### EXERCISE BRIEF
Below are records; reproduce exactly the lines from the one containing "Decode this image" through the end, both included, and only those.

(Items from an interface collection)
───

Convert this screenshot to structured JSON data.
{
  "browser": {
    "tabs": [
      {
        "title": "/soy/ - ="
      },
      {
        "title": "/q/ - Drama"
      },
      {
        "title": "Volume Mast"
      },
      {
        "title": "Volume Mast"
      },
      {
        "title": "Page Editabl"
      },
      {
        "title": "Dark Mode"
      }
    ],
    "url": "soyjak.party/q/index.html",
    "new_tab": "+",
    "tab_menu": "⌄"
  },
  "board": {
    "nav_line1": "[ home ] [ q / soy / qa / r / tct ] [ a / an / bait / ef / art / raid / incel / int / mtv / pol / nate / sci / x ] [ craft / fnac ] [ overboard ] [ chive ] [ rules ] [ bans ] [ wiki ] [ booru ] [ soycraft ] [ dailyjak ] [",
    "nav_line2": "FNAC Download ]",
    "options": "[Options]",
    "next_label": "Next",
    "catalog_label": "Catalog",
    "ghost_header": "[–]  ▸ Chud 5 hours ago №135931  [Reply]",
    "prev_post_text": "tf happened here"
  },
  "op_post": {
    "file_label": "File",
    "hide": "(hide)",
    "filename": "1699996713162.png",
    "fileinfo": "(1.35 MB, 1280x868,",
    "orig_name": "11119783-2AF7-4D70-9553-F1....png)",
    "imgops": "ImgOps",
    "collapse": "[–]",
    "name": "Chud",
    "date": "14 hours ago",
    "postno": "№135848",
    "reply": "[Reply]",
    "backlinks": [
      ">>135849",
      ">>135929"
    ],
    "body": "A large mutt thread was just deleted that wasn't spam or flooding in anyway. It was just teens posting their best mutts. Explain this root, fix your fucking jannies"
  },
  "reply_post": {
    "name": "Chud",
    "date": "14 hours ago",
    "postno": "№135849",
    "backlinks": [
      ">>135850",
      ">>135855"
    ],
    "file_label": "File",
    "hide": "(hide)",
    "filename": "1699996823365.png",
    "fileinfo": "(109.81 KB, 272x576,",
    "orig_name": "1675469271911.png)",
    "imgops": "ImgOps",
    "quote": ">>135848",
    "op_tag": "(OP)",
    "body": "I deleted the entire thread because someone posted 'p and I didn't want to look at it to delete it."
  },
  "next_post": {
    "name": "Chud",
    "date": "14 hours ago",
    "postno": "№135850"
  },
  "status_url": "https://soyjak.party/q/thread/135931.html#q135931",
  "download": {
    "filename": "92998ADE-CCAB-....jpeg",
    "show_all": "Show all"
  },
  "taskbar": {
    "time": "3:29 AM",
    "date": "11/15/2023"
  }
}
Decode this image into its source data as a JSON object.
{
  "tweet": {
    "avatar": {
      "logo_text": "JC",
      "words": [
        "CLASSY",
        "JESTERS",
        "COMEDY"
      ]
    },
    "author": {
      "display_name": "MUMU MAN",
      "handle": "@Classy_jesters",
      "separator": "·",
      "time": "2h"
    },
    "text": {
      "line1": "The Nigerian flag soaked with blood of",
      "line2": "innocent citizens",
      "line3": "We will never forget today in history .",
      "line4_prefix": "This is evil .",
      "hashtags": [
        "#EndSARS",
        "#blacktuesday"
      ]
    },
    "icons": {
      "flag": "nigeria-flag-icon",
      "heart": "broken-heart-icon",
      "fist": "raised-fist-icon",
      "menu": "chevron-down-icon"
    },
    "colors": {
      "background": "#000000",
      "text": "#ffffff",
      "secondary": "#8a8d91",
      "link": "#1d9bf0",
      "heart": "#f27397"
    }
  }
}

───

### ANSWER TO THE PROBLEM
Decode this image into its source data as a JSON object.
{
  "tweet": {
    "avatar": {
      "logo_text": "JC",
      "words": [
        "CLASSY",
        "JESTERS",
        "COMEDY"
      ]
    },
    "author": {
      "display_name": "MUMU MAN",
      "handle": "@Classy_jesters",
      "separator": "·",
      "time": "2h"
    },
    "text": {
      "line1": "The Nigerian flag soaked with blood of",
      "line2": "innocent citizens",
      "line3": "We will never forget today in history .",
      "line4_prefix": "This is evil .",
      "hashtags": [
        "#EndSARS",
        "#blacktuesday"
      ]
    },
    "icons": {
      "flag": "nigeria-flag-icon",
      "heart": "broken-heart-icon",
      "fist": "raised-fist-icon",
      "menu": "chevron-down-icon"
    },
    "colors": {
      "background": "#000000",
      "text": "#ffffff",
      "secondary": "#8a8d91",
      "link": "#1d9bf0",
      "heart": "#f27397"
    }
  }
}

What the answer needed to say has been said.